[Excerpts from an interface dataset]
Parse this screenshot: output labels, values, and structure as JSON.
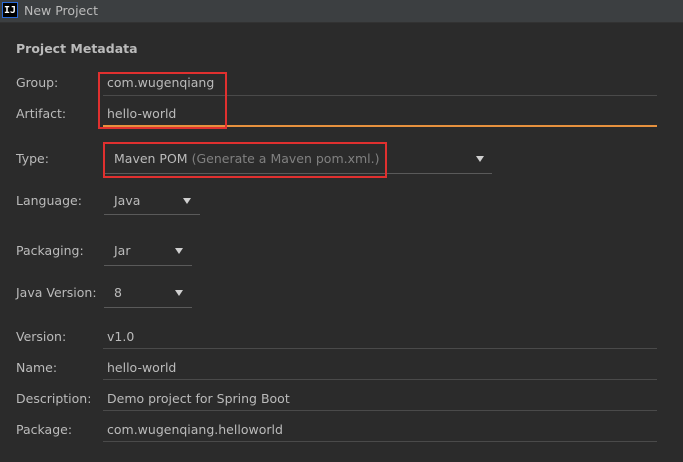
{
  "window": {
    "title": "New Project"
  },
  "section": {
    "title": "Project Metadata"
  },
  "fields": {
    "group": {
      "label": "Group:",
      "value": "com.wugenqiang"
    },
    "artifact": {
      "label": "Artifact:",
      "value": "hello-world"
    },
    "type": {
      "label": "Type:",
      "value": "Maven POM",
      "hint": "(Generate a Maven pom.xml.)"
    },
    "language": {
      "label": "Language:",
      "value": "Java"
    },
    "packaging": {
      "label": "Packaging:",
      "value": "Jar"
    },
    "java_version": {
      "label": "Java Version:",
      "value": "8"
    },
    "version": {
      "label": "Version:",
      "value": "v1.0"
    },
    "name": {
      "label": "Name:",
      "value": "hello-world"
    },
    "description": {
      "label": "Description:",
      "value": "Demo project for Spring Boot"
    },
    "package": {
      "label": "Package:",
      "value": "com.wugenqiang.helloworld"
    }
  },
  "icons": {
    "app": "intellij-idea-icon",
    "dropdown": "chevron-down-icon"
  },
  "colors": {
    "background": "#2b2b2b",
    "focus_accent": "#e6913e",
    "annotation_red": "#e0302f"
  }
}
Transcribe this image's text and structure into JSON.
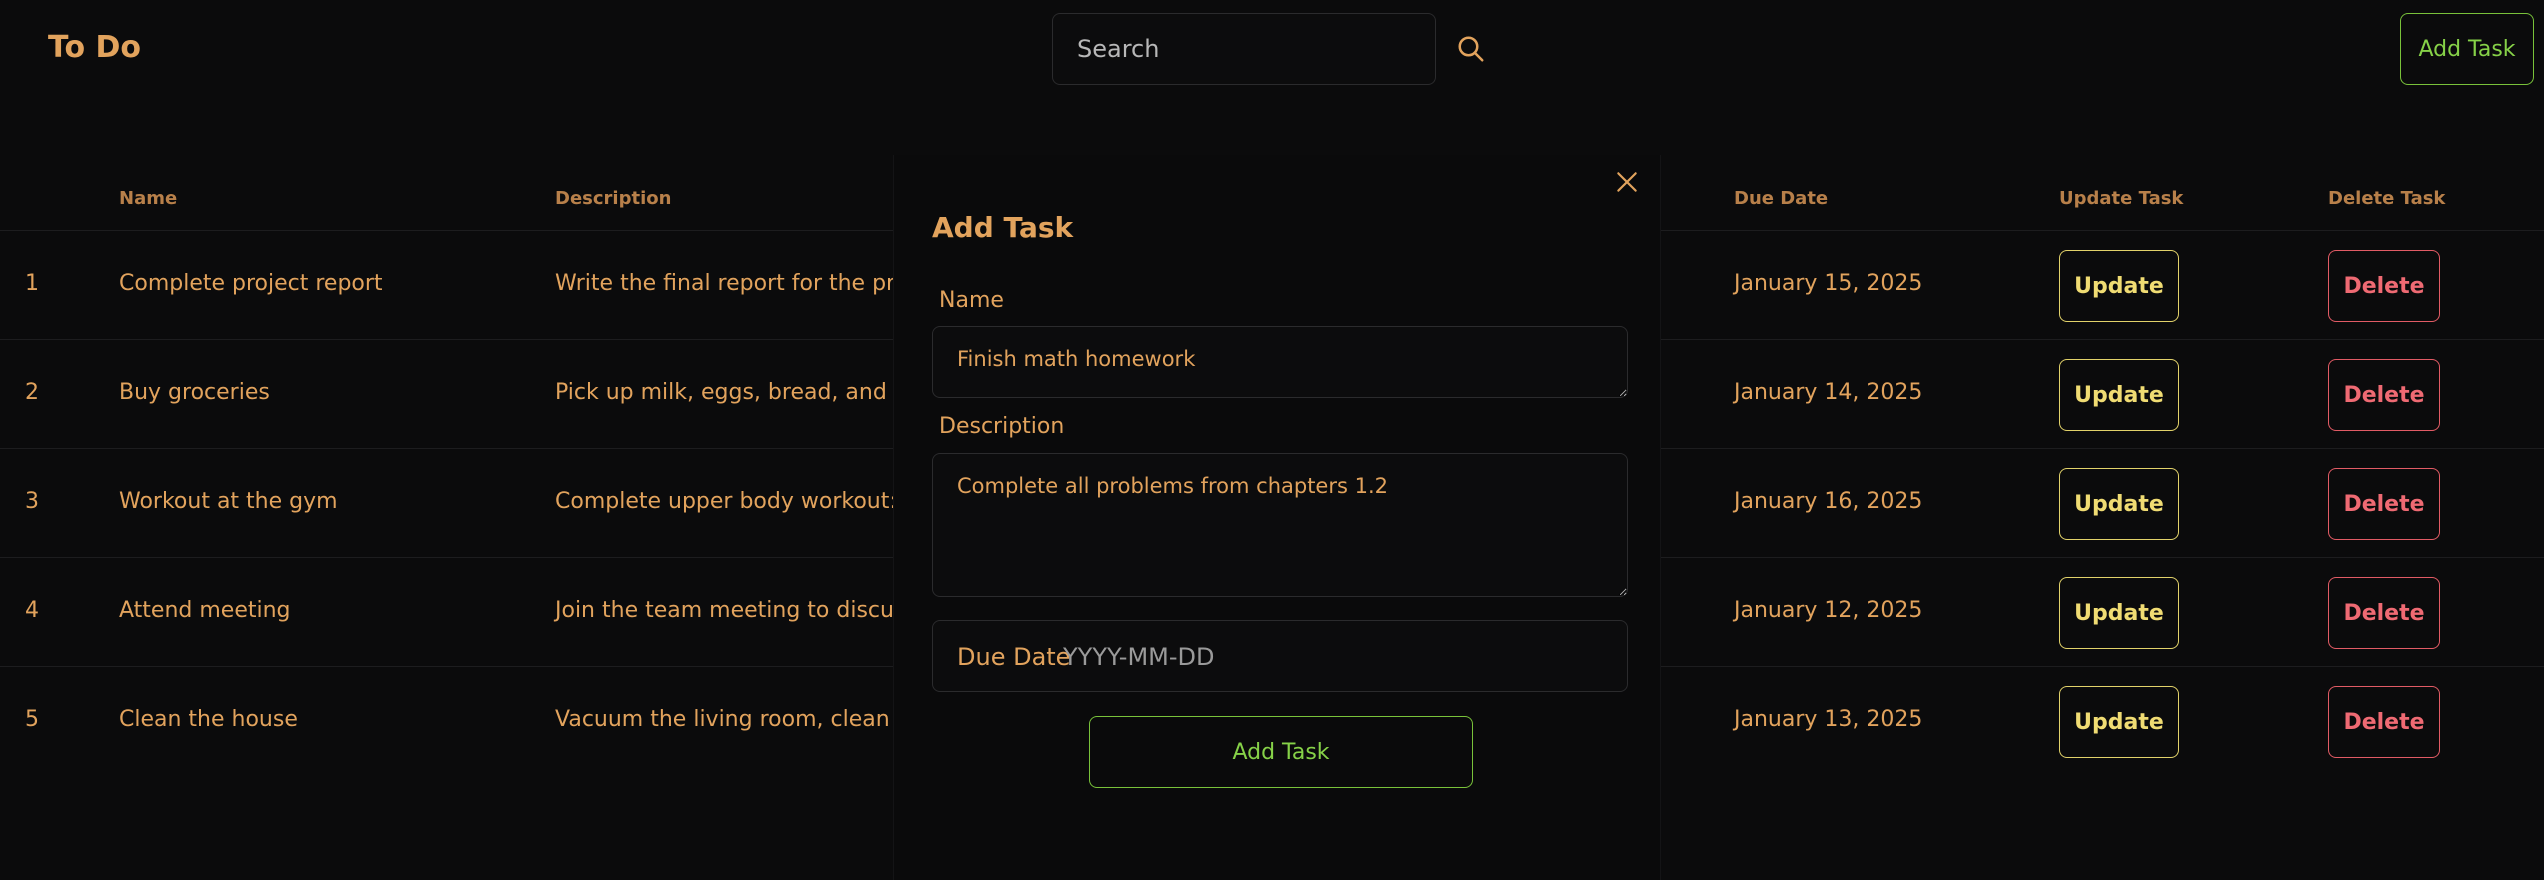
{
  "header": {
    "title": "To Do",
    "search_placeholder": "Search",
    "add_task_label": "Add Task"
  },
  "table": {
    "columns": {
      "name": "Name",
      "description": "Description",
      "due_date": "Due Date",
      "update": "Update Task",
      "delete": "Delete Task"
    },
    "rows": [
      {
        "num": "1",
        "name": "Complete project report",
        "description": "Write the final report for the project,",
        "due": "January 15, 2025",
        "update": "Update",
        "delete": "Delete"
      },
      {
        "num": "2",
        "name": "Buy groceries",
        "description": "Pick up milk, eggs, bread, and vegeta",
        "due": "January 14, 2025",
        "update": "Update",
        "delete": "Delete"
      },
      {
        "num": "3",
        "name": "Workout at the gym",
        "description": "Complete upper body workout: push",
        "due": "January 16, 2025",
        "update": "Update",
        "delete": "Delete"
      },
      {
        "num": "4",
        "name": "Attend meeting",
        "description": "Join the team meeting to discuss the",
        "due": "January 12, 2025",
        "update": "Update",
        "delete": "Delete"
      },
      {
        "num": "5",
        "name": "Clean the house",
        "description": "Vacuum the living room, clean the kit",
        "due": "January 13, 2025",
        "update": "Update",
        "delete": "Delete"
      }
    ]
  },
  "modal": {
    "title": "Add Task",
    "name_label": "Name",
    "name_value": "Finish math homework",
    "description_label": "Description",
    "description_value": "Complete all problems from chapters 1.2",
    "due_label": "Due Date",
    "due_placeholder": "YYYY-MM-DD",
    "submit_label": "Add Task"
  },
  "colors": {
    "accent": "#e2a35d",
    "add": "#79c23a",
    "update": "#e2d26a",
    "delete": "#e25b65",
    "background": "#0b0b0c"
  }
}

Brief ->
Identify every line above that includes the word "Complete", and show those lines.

Exercise output ->
        "name": "Complete project report",
        "description": "Complete upper body workout: push",
    "description_value": "Complete all problems from chapters 1.2",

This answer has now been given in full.